Their teams adopted themes representing America's strengths: Black ops, Lumberjacks, NYPD Swat, Wounded Eagle Warriors. "Swat Team" and players Braiden Clement, Tyler Jackson, Carson Pipher, Reed, Will Austin, Jorge Quinonez, Taylor Walters and Jason Sturgis won the trophy and the honor of competing against teachers and staff members.
Some rules: no badmouthing, no arguing with judges' calls, and no head shots. Freshman Taylor Carsten, a fast-pitch softball player, was hurling the ball pitcher-style. Carsten said she loves dodgeball. It's competitive, exciting, "And it doesn't hurt, because the balls are just foam."
The tournament was just one of several ways the Paonia schools raised money for the WWP. Kids in grades 7-12 competed in a copper/silver competition. "The goal is to have the most copper (pennies) in their class jar when the two-week competition ends. Kids sabotage other classes' jars by adding cash or silver to offset their penny collection." The seventh-grade class won, raising more than $100 more than any other class.
The junior class was "bombed" with cash and silver the most, since they had collected the most pennies.
Collection cans have been passed at high school wrestling and basketball events, and the Junior Class Moms ran the concession stand during dodgeball, with food donated by the Booster Club.
Allen's English II class read Elie Wiesel's novel, "Night," about surviving the Holocaust. World War II veteran, Norm Shetley, also spoke to students about his experiences.

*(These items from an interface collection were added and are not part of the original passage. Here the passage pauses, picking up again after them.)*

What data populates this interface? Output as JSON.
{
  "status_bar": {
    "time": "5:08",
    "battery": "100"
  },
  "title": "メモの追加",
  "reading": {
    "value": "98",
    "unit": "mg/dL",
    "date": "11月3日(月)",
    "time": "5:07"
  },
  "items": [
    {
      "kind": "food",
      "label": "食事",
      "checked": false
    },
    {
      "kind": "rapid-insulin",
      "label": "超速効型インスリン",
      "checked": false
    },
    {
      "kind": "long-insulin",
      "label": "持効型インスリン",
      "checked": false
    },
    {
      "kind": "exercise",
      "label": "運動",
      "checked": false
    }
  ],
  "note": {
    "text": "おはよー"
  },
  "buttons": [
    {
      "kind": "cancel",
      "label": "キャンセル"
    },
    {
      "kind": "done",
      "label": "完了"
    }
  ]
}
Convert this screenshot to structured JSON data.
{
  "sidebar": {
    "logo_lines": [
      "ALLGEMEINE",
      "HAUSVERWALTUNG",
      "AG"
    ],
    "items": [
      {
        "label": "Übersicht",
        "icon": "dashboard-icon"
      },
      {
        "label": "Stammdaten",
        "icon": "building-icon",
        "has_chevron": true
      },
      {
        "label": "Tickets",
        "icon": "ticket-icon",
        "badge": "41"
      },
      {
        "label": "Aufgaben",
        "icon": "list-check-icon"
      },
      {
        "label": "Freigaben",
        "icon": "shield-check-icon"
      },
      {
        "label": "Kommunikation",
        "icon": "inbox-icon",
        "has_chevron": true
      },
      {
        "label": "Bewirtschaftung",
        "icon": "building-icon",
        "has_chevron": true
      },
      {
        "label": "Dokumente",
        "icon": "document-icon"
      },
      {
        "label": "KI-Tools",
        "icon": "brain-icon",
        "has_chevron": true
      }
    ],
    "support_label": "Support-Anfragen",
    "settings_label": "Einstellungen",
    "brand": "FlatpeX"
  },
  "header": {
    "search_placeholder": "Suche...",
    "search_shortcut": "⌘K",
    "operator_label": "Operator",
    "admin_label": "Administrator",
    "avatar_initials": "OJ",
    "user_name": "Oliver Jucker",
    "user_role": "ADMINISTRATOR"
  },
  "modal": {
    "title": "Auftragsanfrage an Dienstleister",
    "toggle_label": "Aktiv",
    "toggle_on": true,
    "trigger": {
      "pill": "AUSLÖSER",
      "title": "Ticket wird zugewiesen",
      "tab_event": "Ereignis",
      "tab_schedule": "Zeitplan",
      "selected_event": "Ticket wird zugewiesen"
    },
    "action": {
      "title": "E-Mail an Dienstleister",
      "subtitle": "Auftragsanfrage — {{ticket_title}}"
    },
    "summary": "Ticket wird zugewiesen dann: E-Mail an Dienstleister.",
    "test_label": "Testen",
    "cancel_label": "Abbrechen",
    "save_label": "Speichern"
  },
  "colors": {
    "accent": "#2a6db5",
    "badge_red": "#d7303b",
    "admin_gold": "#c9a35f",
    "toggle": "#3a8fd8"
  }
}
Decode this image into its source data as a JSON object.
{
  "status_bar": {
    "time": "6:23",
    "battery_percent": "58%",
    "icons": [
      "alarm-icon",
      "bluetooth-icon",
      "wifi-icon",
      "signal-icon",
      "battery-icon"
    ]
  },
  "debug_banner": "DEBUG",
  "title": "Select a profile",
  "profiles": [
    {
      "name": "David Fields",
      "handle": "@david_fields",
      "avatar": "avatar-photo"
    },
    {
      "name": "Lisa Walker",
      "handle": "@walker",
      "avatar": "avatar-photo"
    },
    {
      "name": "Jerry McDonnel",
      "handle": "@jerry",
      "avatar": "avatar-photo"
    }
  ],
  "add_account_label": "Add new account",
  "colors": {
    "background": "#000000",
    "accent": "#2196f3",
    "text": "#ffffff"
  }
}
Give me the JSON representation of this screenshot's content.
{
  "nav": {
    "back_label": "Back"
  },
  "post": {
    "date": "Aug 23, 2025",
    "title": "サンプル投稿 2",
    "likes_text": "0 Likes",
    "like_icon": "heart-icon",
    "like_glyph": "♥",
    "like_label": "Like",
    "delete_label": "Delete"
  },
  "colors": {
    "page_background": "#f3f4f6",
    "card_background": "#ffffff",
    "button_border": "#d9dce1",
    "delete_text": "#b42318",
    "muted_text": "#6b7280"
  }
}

"We raised $1,638.51 in all, far exceeding our initial expectations," said Allen, giving thanks to the community for its support.
And there is already talk of making this an annual event.blog comments powered by Disqus